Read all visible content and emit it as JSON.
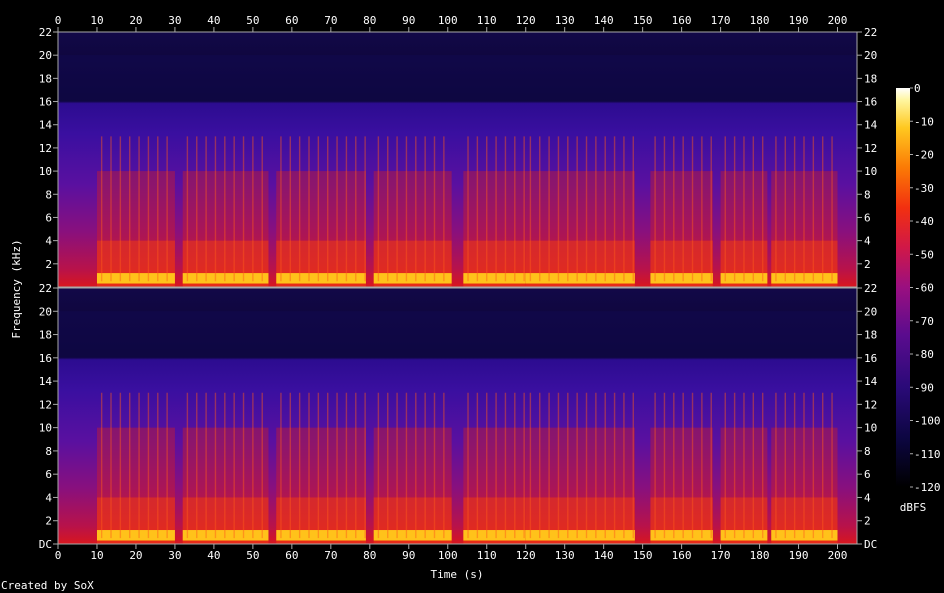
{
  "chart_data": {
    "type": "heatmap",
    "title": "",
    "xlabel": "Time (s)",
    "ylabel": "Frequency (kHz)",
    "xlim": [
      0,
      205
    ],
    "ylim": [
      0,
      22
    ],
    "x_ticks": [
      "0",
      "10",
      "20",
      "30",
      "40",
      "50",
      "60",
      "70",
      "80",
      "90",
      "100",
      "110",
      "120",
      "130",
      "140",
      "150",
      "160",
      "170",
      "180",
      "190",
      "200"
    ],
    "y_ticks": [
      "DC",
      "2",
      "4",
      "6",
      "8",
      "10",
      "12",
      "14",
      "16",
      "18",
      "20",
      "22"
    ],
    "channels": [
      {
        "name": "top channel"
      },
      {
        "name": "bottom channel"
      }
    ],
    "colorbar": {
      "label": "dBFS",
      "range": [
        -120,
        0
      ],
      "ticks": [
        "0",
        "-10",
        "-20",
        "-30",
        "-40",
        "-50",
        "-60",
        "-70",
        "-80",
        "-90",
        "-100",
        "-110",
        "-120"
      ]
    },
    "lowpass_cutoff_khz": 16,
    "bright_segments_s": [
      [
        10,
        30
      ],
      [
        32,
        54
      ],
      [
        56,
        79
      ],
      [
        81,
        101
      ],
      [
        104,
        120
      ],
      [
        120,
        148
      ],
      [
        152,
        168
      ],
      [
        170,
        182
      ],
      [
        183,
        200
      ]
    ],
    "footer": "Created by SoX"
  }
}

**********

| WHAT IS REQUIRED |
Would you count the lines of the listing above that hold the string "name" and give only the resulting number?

| PROBLEM SOLUTION |
2